Web page and app entries:
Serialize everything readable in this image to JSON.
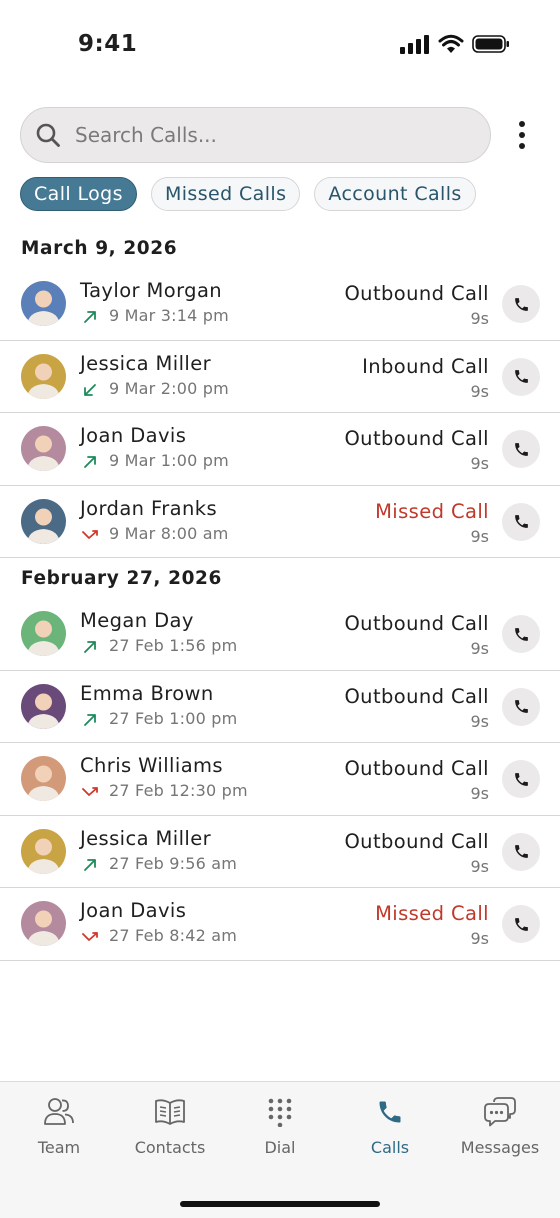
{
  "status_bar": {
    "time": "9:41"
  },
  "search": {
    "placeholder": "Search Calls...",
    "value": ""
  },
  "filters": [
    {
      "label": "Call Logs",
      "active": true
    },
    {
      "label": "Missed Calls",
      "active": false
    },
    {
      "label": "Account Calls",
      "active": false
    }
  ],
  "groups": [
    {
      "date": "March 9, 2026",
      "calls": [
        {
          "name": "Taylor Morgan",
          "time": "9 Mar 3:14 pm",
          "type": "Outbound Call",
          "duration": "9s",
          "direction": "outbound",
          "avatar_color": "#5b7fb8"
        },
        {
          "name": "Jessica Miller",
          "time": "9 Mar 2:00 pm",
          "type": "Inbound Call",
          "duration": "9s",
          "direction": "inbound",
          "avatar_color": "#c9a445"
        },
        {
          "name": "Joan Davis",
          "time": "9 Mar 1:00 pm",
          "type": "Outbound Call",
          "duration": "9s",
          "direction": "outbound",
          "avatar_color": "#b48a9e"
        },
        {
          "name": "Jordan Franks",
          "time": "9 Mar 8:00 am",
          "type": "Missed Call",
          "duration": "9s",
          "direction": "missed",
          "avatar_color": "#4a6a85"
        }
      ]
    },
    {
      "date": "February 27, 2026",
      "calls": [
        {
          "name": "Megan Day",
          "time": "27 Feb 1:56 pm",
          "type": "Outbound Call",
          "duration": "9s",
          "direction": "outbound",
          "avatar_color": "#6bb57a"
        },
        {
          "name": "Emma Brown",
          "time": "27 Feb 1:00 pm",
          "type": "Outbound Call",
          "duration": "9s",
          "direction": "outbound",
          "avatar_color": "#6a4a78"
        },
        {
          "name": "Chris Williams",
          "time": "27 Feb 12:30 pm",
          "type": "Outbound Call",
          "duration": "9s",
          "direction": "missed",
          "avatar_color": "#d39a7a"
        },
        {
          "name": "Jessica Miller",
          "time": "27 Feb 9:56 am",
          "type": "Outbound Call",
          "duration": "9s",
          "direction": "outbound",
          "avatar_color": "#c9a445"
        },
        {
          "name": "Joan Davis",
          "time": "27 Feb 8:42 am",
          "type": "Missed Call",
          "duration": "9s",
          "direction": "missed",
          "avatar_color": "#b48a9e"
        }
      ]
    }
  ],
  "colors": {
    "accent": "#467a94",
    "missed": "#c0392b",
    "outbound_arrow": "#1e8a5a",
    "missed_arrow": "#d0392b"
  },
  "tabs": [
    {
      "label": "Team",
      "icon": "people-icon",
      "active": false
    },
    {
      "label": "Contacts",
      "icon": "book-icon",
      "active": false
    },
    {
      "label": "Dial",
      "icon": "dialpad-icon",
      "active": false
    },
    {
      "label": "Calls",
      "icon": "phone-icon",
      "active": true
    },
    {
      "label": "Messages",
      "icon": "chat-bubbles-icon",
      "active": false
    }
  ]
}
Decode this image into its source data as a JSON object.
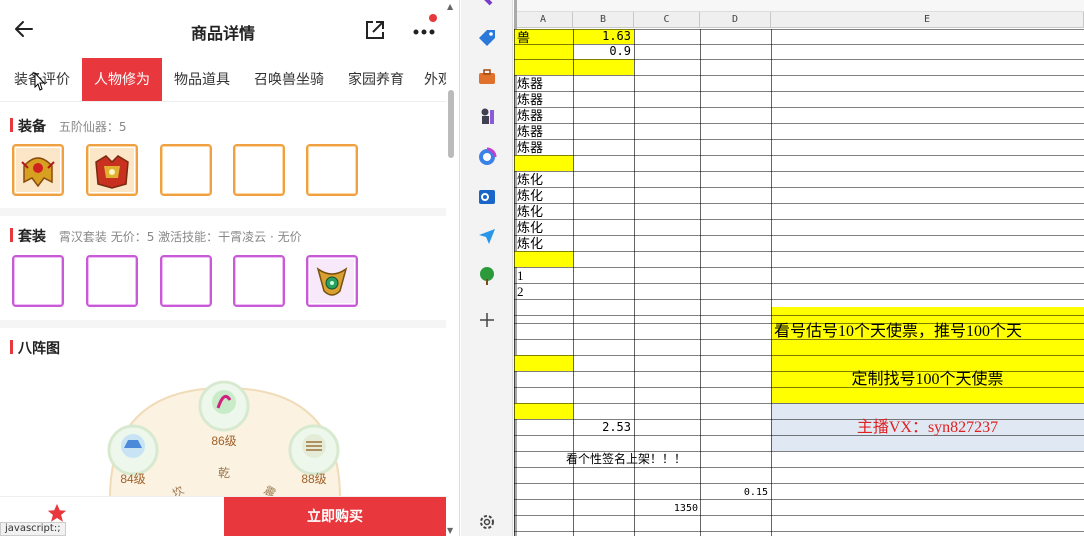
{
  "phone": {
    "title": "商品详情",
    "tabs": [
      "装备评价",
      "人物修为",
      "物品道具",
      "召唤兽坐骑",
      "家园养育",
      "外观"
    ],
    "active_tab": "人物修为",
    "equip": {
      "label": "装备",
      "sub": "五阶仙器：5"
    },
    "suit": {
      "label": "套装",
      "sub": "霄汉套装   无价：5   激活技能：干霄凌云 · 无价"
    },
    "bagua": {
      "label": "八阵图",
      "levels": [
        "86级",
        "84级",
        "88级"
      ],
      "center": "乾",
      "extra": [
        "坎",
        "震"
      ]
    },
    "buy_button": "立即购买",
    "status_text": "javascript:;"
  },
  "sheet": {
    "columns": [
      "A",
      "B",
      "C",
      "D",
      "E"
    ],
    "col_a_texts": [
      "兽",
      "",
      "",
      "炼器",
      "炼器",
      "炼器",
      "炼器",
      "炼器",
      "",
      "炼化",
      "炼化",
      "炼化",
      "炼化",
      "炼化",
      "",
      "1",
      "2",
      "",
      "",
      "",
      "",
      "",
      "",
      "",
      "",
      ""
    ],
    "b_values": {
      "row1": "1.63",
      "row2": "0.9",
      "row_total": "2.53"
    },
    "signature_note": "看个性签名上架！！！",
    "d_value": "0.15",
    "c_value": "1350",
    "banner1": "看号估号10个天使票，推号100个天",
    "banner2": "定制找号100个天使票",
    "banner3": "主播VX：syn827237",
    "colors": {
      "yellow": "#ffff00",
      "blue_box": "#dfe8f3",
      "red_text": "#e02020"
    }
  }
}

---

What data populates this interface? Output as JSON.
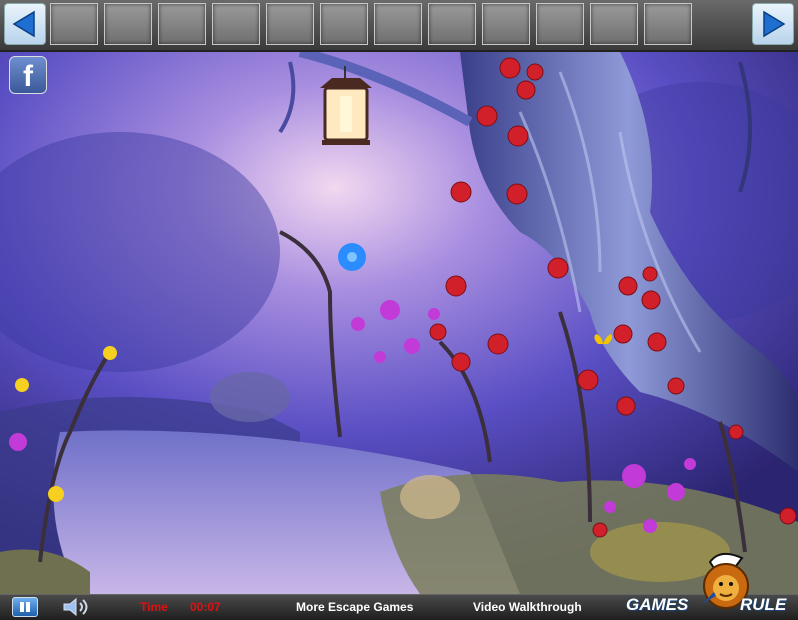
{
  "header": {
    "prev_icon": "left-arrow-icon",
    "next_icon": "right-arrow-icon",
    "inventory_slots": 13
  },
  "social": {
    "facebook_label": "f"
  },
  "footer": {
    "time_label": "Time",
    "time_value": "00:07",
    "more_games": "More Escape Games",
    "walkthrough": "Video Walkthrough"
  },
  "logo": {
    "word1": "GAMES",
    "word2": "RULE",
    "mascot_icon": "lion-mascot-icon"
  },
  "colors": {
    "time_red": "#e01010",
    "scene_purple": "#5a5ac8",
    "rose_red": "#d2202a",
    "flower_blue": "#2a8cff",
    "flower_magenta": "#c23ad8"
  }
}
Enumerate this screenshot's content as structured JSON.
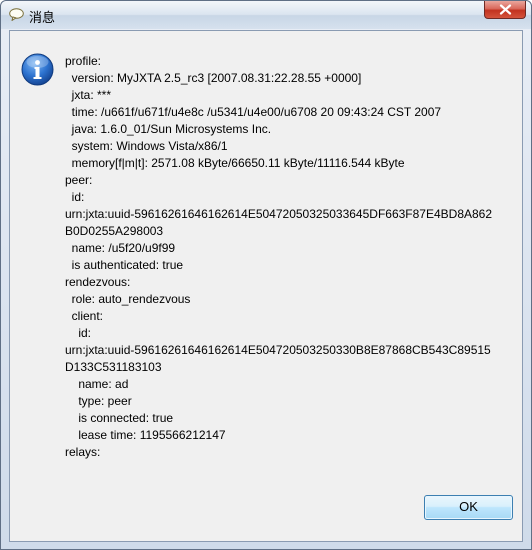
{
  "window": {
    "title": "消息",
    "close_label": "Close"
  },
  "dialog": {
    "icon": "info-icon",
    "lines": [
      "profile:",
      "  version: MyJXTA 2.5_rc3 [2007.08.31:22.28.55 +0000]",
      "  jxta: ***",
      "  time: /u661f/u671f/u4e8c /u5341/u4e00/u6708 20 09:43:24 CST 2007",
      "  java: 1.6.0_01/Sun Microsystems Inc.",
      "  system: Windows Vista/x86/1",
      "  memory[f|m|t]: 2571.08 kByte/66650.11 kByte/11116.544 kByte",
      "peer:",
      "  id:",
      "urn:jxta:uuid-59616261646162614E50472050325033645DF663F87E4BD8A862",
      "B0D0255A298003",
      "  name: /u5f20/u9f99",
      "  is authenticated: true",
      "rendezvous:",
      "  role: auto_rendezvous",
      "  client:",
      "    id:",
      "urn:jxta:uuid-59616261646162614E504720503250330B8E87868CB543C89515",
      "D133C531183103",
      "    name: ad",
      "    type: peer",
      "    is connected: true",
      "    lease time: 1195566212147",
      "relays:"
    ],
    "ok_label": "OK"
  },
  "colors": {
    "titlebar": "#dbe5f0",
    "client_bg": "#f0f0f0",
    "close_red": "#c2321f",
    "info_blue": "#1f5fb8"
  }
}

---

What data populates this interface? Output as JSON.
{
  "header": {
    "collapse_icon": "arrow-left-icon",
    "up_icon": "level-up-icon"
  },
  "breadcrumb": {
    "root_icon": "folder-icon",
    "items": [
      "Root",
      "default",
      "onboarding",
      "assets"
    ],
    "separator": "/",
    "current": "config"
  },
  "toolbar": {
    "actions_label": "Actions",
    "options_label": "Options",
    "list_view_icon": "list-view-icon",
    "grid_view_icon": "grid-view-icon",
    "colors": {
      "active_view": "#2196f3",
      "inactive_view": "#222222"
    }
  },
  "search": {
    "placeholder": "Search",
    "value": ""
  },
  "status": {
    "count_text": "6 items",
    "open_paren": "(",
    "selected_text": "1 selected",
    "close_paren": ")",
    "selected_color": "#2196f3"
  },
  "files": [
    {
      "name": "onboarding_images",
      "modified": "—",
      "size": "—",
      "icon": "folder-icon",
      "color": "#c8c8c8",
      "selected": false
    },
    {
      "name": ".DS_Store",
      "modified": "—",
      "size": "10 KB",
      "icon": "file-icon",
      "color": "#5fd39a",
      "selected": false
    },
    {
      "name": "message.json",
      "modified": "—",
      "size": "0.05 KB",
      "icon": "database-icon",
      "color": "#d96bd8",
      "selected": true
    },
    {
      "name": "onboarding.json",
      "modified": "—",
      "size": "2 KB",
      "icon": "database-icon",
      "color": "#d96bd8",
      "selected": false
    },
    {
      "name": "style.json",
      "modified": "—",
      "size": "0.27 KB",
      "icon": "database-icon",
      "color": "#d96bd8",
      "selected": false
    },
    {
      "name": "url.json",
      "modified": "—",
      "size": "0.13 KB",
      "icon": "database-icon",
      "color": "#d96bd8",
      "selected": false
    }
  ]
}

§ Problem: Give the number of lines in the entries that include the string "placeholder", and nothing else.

§ Your response: 2